Do you have any images of these clocks in a room setting? Yeah, that would be nice, unfortunately I don’t. However I did take a picture of them hanging on my studio wall. That is how I shot the above photos so this image is the setting for that shoot in case anyone is interested:

This studio view doesn’t look anything like your wood shop. This the other half of Fillingham Art Furniture Design. This is the more or less clean room where my office is and where I do most of my design work and art.

Well, thank you very much for your time. It was my pleasure, I always enjoy a nice conversation with myself.

A Deck Chair

Modern Patio Furniture

Deck Chair

Purchase on Etsy

Summer is here and I’ve been thinking about relaxing on my deck, simply watching the world go by. Why not create a really nice patio chair for doing just that?
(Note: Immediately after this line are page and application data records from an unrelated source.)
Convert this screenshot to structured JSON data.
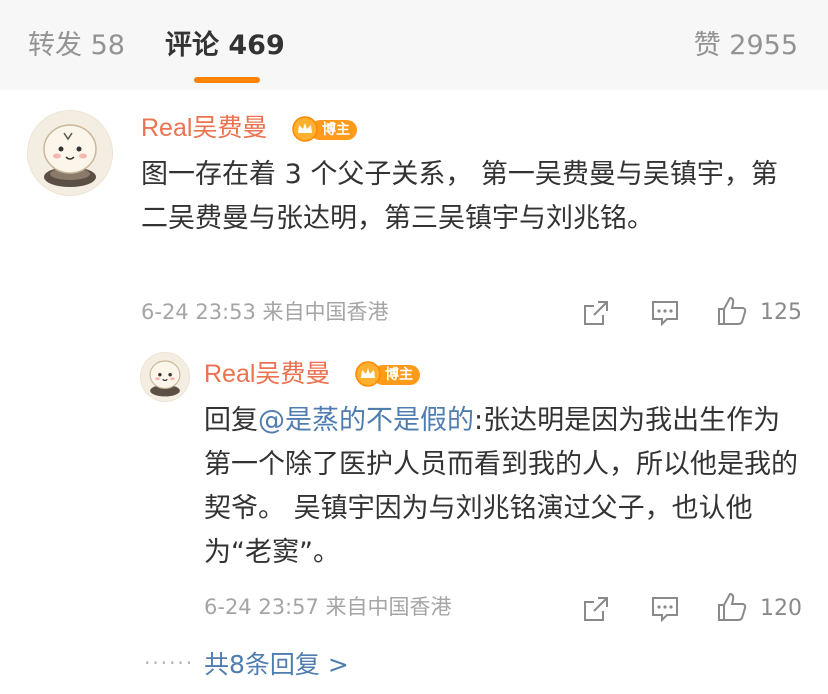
{
  "tabs": {
    "repost": "转发 58",
    "comments": "评论 469",
    "likes": "赞 2955"
  },
  "comment": {
    "username": "Real吴费曼",
    "badge": "博主",
    "text": "图一存在着 3 个父子关系， 第一吴费曼与吴镇宇，第二吴费曼与张达明，第三吴镇宇与刘兆铭。",
    "meta": "6-24 23:53  来自中国香港",
    "likes": "125"
  },
  "reply": {
    "username": "Real吴费曼",
    "badge": "博主",
    "prefix": "回复",
    "mention": "@是蒸的不是假的",
    "text": ":张达明是因为我出生作为第一个除了医护人员而看到我的人，所以他是我的契爷。 吴镇宇因为与刘兆铭演过父子，也认他为“老窦”。",
    "meta": "6-24 23:57  来自中国香港",
    "likes": "120"
  },
  "more_replies": "共8条回复 >",
  "colors": {
    "accent": "#ff8200",
    "username": "#eb7350",
    "link": "#507daf",
    "meta": "#a5a5a5"
  },
  "icons": [
    "share-icon",
    "comment-icon",
    "like-icon",
    "crown-icon",
    "more-dots-icon"
  ]
}
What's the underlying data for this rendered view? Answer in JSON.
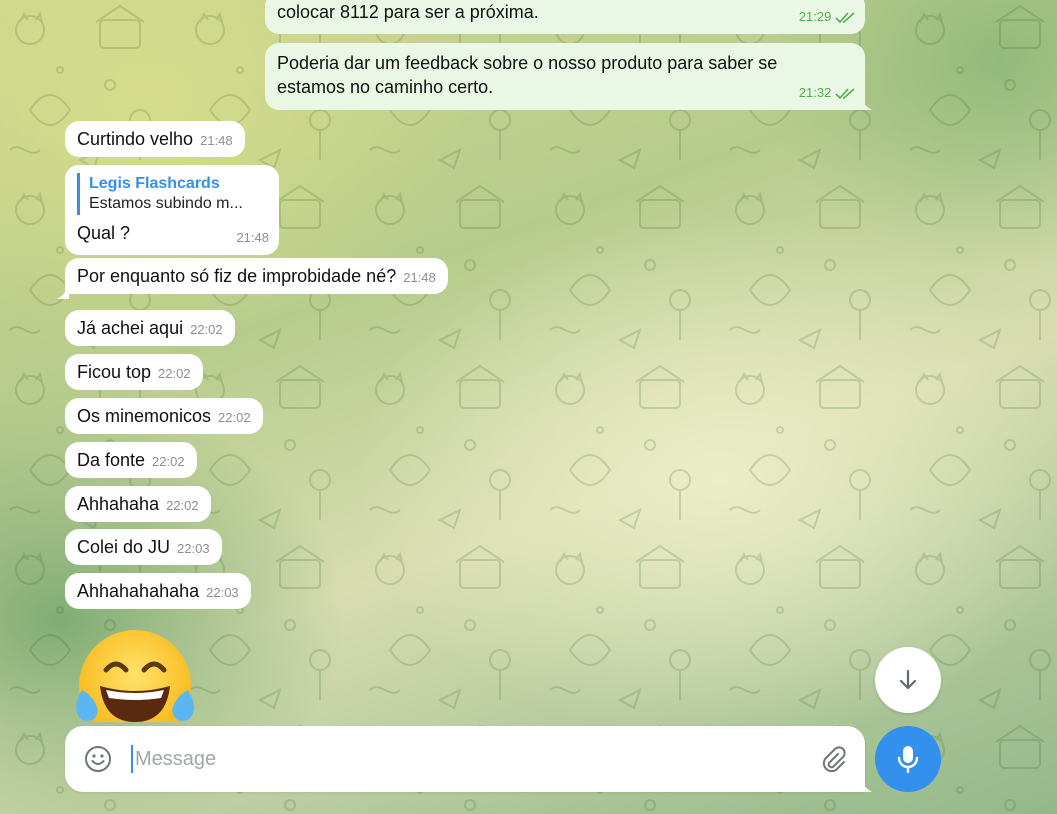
{
  "messages_out": [
    {
      "text": "colocar 8112 para ser a próxima.",
      "time": "21:29"
    },
    {
      "line1": "Poderia dar um feedback sobre o nosso produto para saber se",
      "line2": "estamos no caminho certo.",
      "time": "21:32"
    }
  ],
  "messages_in": [
    {
      "text": "Curtindo velho",
      "time": "21:48"
    },
    {
      "reply_name": "Legis Flashcards",
      "reply_text": "Estamos subindo m...",
      "text": "Qual ?",
      "time": "21:48"
    },
    {
      "text": "Por enquanto só fiz de improbidade né?",
      "time": "21:48"
    },
    {
      "text": "Já achei aqui",
      "time": "22:02"
    },
    {
      "text": "Ficou top",
      "time": "22:02"
    },
    {
      "text": "Os minemonicos",
      "time": "22:02"
    },
    {
      "text": "Da fonte",
      "time": "22:02"
    },
    {
      "text": "Ahhahaha",
      "time": "22:02"
    },
    {
      "text": "Colei do JU",
      "time": "22:03"
    },
    {
      "text": "Ahhahahahaha",
      "time": "22:03"
    }
  ],
  "emoji_message": {
    "emoji": "😂",
    "icon": "face-with-tears-of-joy"
  },
  "composer": {
    "placeholder": "Message"
  },
  "icons": {
    "emoji": "smile-icon",
    "attach": "paperclip-icon",
    "mic": "microphone-icon",
    "scroll": "arrow-down-icon"
  },
  "colors": {
    "accent": "#3390ec",
    "outgoing_bubble": "#eaf7e4",
    "incoming_bubble": "#ffffff",
    "read_check": "#4fae4e"
  }
}
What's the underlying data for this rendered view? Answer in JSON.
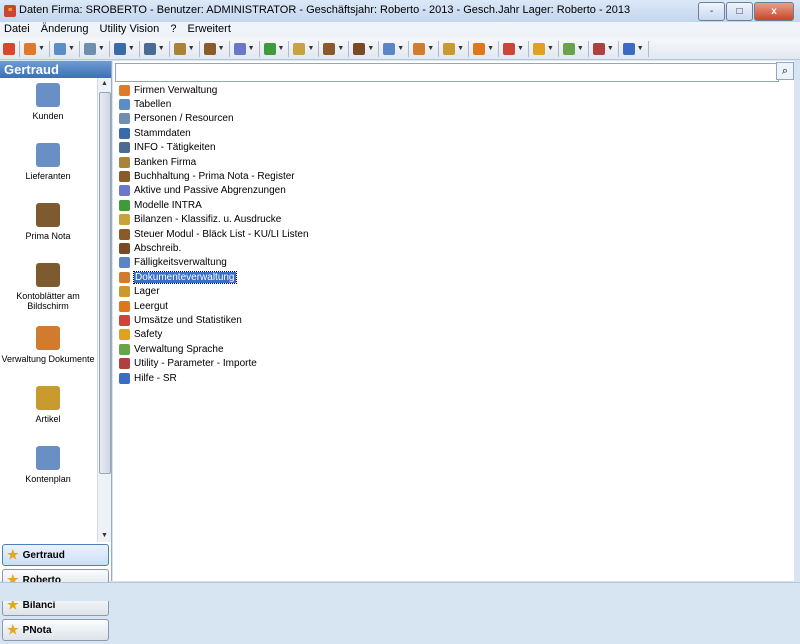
{
  "window": {
    "title": "Daten Firma: SROBERTO - Benutzer: ADMINISTRATOR - Geschäftsjahr: Roberto - 2013 - Gesch.Jahr Lager: Roberto - 2013",
    "controls": {
      "minimize": "-",
      "maximize": "□",
      "close": "x"
    }
  },
  "menu": [
    "Datei",
    "Änderung",
    "Utility Vision",
    "?",
    "Erweitert"
  ],
  "toolbar": {
    "icons": [
      {
        "name": "exit-icon",
        "color": "#d9462b"
      },
      {
        "name": "home-icon",
        "color": "#e07a2a"
      },
      {
        "name": "table-icon",
        "color": "#5b8ec6"
      },
      {
        "name": "persons-icon",
        "color": "#6f8fb0"
      },
      {
        "name": "master-data-icon",
        "color": "#3a6aa8"
      },
      {
        "name": "info-icon",
        "color": "#4a6b94"
      },
      {
        "name": "bank-icon",
        "color": "#a98438"
      },
      {
        "name": "accounting-icon",
        "color": "#8a5a2b"
      },
      {
        "name": "accruals-icon",
        "color": "#6b78c9"
      },
      {
        "name": "models-icon",
        "color": "#3e9a3a"
      },
      {
        "name": "balance-icon",
        "color": "#c7a33b"
      },
      {
        "name": "tax-icon",
        "color": "#8a5a2b"
      },
      {
        "name": "depreciation-icon",
        "color": "#7a4a26"
      },
      {
        "name": "due-icon",
        "color": "#5a86c5"
      },
      {
        "name": "documents-icon",
        "color": "#d07b30"
      },
      {
        "name": "warehouse-icon",
        "color": "#c99a2e"
      },
      {
        "name": "bottle-icon",
        "color": "#e0761a"
      },
      {
        "name": "stats-icon",
        "color": "#c9473a"
      },
      {
        "name": "safety-icon",
        "color": "#e0a21c"
      },
      {
        "name": "language-icon",
        "color": "#6aa34a"
      },
      {
        "name": "utility-icon",
        "color": "#b04040"
      },
      {
        "name": "help-icon",
        "color": "#3b6cc4"
      }
    ],
    "dropdown_glyph": "▼"
  },
  "sidebar": {
    "header": "Gertraud",
    "shortcuts": [
      {
        "label": "Kunden",
        "icon": "customers-icon",
        "color": "#6a8fc4"
      },
      {
        "label": "Lieferanten",
        "icon": "suppliers-icon",
        "color": "#6a8fc4"
      },
      {
        "label": "Prima Nota",
        "icon": "prima-nota-icon",
        "color": "#7d5a2f"
      },
      {
        "label": "Kontoblätter am Bildschirm",
        "icon": "account-sheets-icon",
        "color": "#7d5a2f"
      },
      {
        "label": "Verwaltung Dokumente",
        "icon": "documents-icon",
        "color": "#d07b30"
      },
      {
        "label": "Artikel",
        "icon": "article-icon",
        "color": "#c99a2e"
      },
      {
        "label": "Kontenplan",
        "icon": "chart-of-accounts-icon",
        "color": "#6a8fc4"
      }
    ],
    "groups": [
      "Gertraud",
      "Roberto",
      "Bilanci",
      "PNota"
    ]
  },
  "search": {
    "placeholder": "",
    "button": "⌕"
  },
  "tree": [
    {
      "label": "Firmen Verwaltung",
      "color": "#e07a2a"
    },
    {
      "label": "Tabellen",
      "color": "#5b8ec6"
    },
    {
      "label": "Personen / Resourcen",
      "color": "#6f8fb0"
    },
    {
      "label": "Stammdaten",
      "color": "#3a6aa8"
    },
    {
      "label": "INFO  -  Tätigkeiten",
      "color": "#4a6b94"
    },
    {
      "label": "Banken Firma",
      "color": "#a98438"
    },
    {
      "label": "Buchhaltung - Prima Nota - Register",
      "color": "#8a5a2b"
    },
    {
      "label": "Aktive und Passive Abgrenzungen",
      "color": "#6b78c9"
    },
    {
      "label": "Modelle INTRA",
      "color": "#3e9a3a"
    },
    {
      "label": "Bilanzen - Klassifiz. u. Ausdrucke",
      "color": "#c7a33b"
    },
    {
      "label": "Steuer Modul - Bläck List  -  KU/LI Listen",
      "color": "#8a5a2b"
    },
    {
      "label": "Abschreib.",
      "color": "#7a4a26"
    },
    {
      "label": "Fälligkeitsverwaltung",
      "color": "#5a86c5"
    },
    {
      "label": "Dokumenteverwaltung",
      "color": "#d07b30",
      "selected": true
    },
    {
      "label": "Lager",
      "color": "#c99a2e"
    },
    {
      "label": "Leergut",
      "color": "#e0761a"
    },
    {
      "label": "Umsätze und Statistiken",
      "color": "#c9473a"
    },
    {
      "label": "Safety",
      "color": "#e0a21c"
    },
    {
      "label": "Verwaltung Sprache",
      "color": "#6aa34a"
    },
    {
      "label": "Utility  - Parameter - Importe",
      "color": "#b04040"
    },
    {
      "label": "Hilfe - SR",
      "color": "#3b6cc4"
    }
  ]
}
Something inspired by wooden boats,  something reminiscent of Mid Century Modern or Danish Modern design. Something that can take a little weather if it’s left out for the weekend. The more I thought about it the more I started noticing that there are an awful lot of smaller sized balconies attached to some really nice condo units that could use a couple of really nice patio chairs too. If you’ve found my other blog you may know that I’ve been watching the new condos, especially those along the rivers in Milwaukee, pretty closely. (The picture links to that blog if you’re curious.) So, I designed this chair. It’s a little smaller than a lot of outdoor chairs out there so that a couple of them will easily fit on a condo balcony, yet it is very comfortable for even big guys like me.by Todd Fillingham I made the first two out of walnut, which turns out to be very durable wood for outdoor use (used in boat building worldwide), northern white cedar (another boat wood) and stainless steel. The back is easily removed (no tools needed) for shipping and storage . I finished the chair with my own mix of oils and spar varnish.  This is an easy chair, made for sitting back and relaxing, part of what I call my summer stress relief system.  Set it out and sit back. by Todd Fillingham

by Todd Fillingham

by Todd Fillingham Where can you get these? Two are now available on my Etsy site where it is very easy to order online.   I’ll deliver them  in the metro Milwaukee area with no shipping charge. Enjoy the summer!

By the way, I will be recommending on my Etsy site that these chairs be used in a protected outdoor setting however you can leave these chairs out in the weather all summer if you want. The finish may fade some. If it fades too much it can easily be restored, or better yet the chair can simply weather to a beautiful, stylish gray, it will still be just as comfortable. All metal parts are stainless steel so they won’t rust and the woods are highly resistant to rot.

Please feel free to leave a comment here to contact me. Or, if you would prefer you are welcome to use my alternate email address which is tfilling@execpc.com . I am also available on twitter as @toddfi .

buy now

Update: I’ve been asked for the dimensions of this chair. Here they are:

deck chair by Todd Fillingham all rights reserved